In December 2022, Interior Minister Abdelouafi Laftit warned that social media users should not tarnish the reputation of governors, employees, and structures within the ministry.
He emphasized that anyone found guilty of such actions would face legal consequences. Laftit argued that the criticism directed towards senior officials within the Ministry of Interior aimed to “undermine the important work carried out by the country’s constitutional institutions.”
This speech took place against an increasing crackdown on bloggers in Morocco. In November 2022, authorities arrested former Minister of Human Rights Muhammad Zayan, who was 80 years old at the time, at his lawyer’s office in the capital city of Rabat. Zayan had been sentenced to three years in prison based on a lawsuit filed against him by the Ministry of the Interior. He was known for his critical stance towards the security services and the royal palace, which he expressed through platforms like YouTube and Facebook.
Similarly, in January 2023, Moroccan security forces arrested blogger Yassin Benchekroun on charges of “insulting legally organized and other constitutional institutions and disrespecting judicial decisions.”
These charges were related to critical posts he published on his Facebook account, targeting the king and the security services. Benchekroun was sentenced to two years in prison and fined 50,000 dirhams (approximately $5,000).
In February 2023, the Rabat Court of Appeal convicted activist Rida Benotmane, known for advocating for digital rights, to prison for a year and a half. His conviction was based on posts he published on Facebook and videos he uploaded on YouTube in 2021, in which he criticized the authorities.
Taxing YouTube Content Creators
As announced by Mustapha Baitas, the official government spokesperson, the Moroccan government expressed its intention in May of last year to impose taxes on YouTube channel owners.

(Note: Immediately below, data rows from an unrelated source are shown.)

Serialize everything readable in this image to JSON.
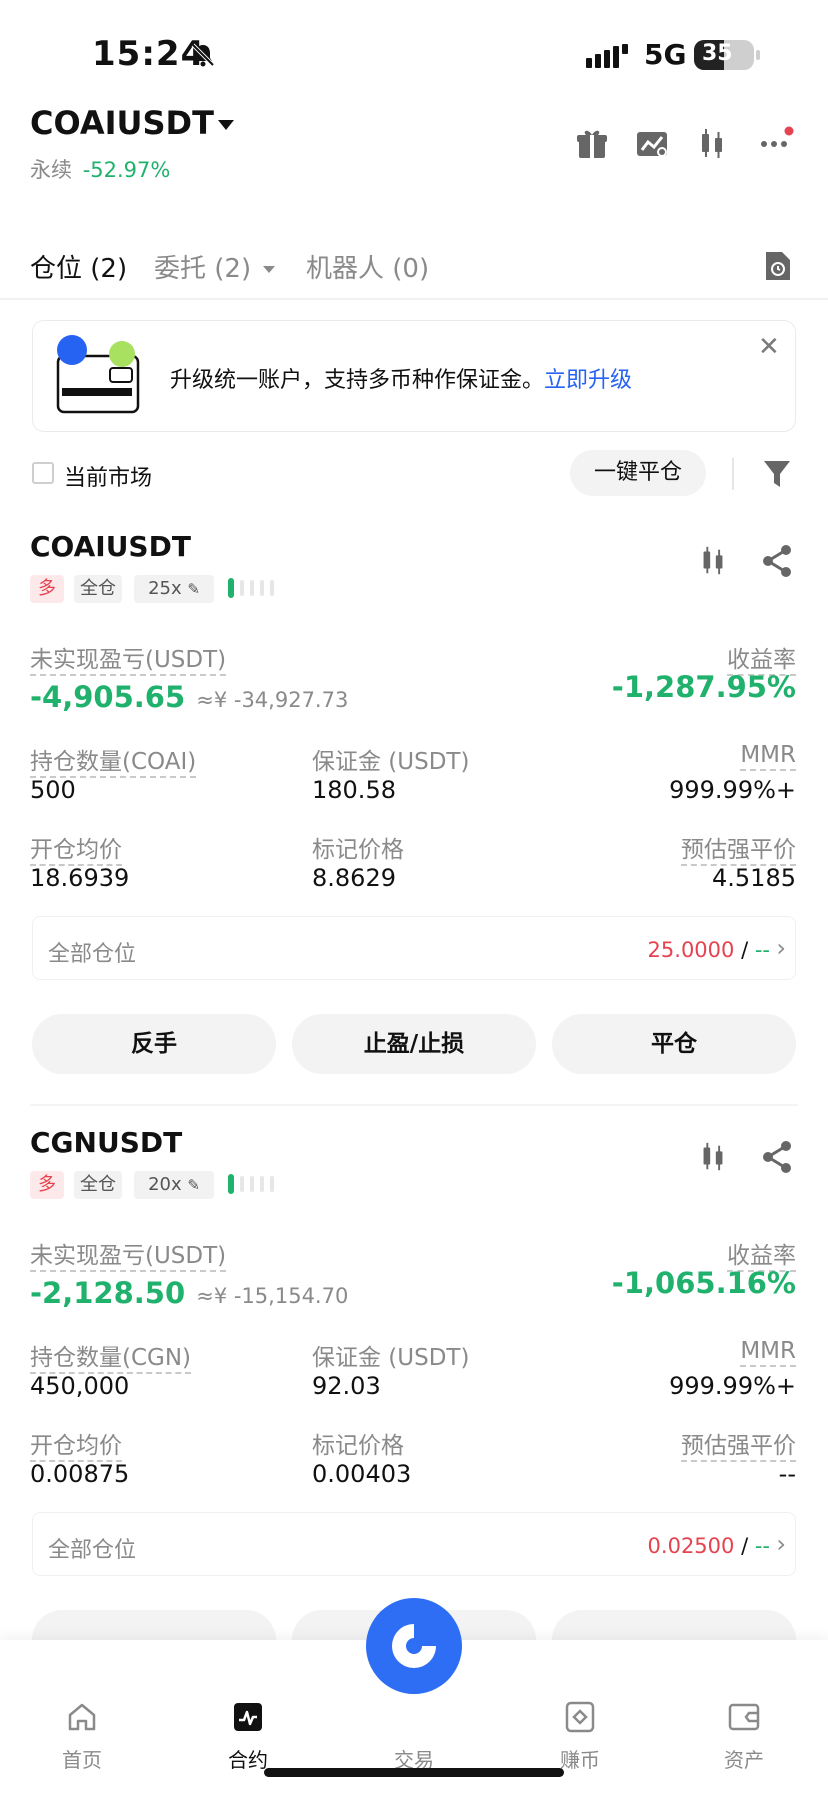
{
  "status_bar": {
    "time": "15:24",
    "network": "5G",
    "battery": "35"
  },
  "header": {
    "symbol": "COAIUSDT",
    "contract_type": "永续",
    "change": "-52.97%"
  },
  "tabs": [
    {
      "label": "仓位 (2)"
    },
    {
      "label": "委托 (2)"
    },
    {
      "label": "机器人 (0)"
    }
  ],
  "banner": {
    "text": "升级统一账户，支持多币种作保证金。",
    "link": "立即升级"
  },
  "filter": {
    "current_market": "当前市场",
    "close_all": "一键平仓"
  },
  "positions": [
    {
      "symbol": "COAIUSDT",
      "side": "多",
      "margin_mode": "全仓",
      "leverage": "25x",
      "pnl_label": "未实现盈亏(USDT)",
      "pnl": "-4,905.65",
      "pnl_cny": "≈¥ -34,927.73",
      "roe_label": "收益率",
      "roe": "-1,287.95%",
      "qty_label": "持仓数量(COAI)",
      "qty": "500",
      "margin_label": "保证金 (USDT)",
      "margin": "180.58",
      "mmr_label": "MMR",
      "mmr": "999.99%+",
      "entry_label": "开仓均价",
      "entry": "18.6939",
      "mark_label": "标记价格",
      "mark": "8.8629",
      "liq_label": "预估强平价",
      "liq": "4.5185",
      "all_label": "全部仓位",
      "all_value": "25.0000",
      "all_sep": "/",
      "all_value2": "--",
      "btn_reverse": "反手",
      "btn_tpsl": "止盈/止损",
      "btn_close": "平仓"
    },
    {
      "symbol": "CGNUSDT",
      "side": "多",
      "margin_mode": "全仓",
      "leverage": "20x",
      "pnl_label": "未实现盈亏(USDT)",
      "pnl": "-2,128.50",
      "pnl_cny": "≈¥ -15,154.70",
      "roe_label": "收益率",
      "roe": "-1,065.16%",
      "qty_label": "持仓数量(CGN)",
      "qty": "450,000",
      "margin_label": "保证金 (USDT)",
      "margin": "92.03",
      "mmr_label": "MMR",
      "mmr": "999.99%+",
      "entry_label": "开仓均价",
      "entry": "0.00875",
      "mark_label": "标记价格",
      "mark": "0.00403",
      "liq_label": "预估强平价",
      "liq": "--",
      "all_label": "全部仓位",
      "all_value": "0.02500",
      "all_sep": "/",
      "all_value2": "--"
    }
  ],
  "bottom_nav": [
    {
      "label": "首页"
    },
    {
      "label": "合约"
    },
    {
      "label": "交易"
    },
    {
      "label": "赚币"
    },
    {
      "label": "资产"
    }
  ],
  "colors": {
    "green": "#20b26c",
    "red": "#e5434f",
    "orange": "#f29a3f",
    "accent_blue": "#2e6ef5",
    "link_blue": "#2763f2"
  }
}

Baitas stated that “any income-generating activity should contribute to the state treasury.”
This decision has implications for activists and journalists who rely on YouTube to fund their media projects. Independent newspapers and websites face financial constraints due to limited advertising and a lack of public support. Moroccan authorities, in conjunction with the judiciary, exploit these economic pressures by blocking advertising and suffocating financial resources to suppress independent journalism, as highlighted by Aboubakr Jamai, a journalist and director of the International Relations Program at the American University Institute in Aix-en-Provence.
Consequently, some journalists have turned to YouTube to self-finance their media projects, including Hamid El Mahdaoui, who relies on the profits from his YouTube channel to finance the “Badil” news site, one of the prominent independent journalistic outlets in the country.
As of January, statistics indicate that the number of internet users in Morocco reached 33.18 million. Among these users, approximately 17.30 million are active on Facebook, while 21.30 million use YouTube.
The government’s recent approach coincides with the ongoing debate regarding the amended criminal law articles related to regulating social media networks. Despite the Minister of Justice’s announcement in January 2023 that these articles would be published during the next month, the government has been hesitant to release the texts.
This delay may result from concerns over potential protests that could erupt due to the issuance of legal provisions that restrict freedom of expression online and foster self-censorship among citizens. It is worth noting that previous governments faced obstacles in passing the “digital law” bill in 2013, following the successful “#electronic_disobedience” campaign that prevented its enactment. The subsequent Bill No. 22.20 faced similar challenges in 2020.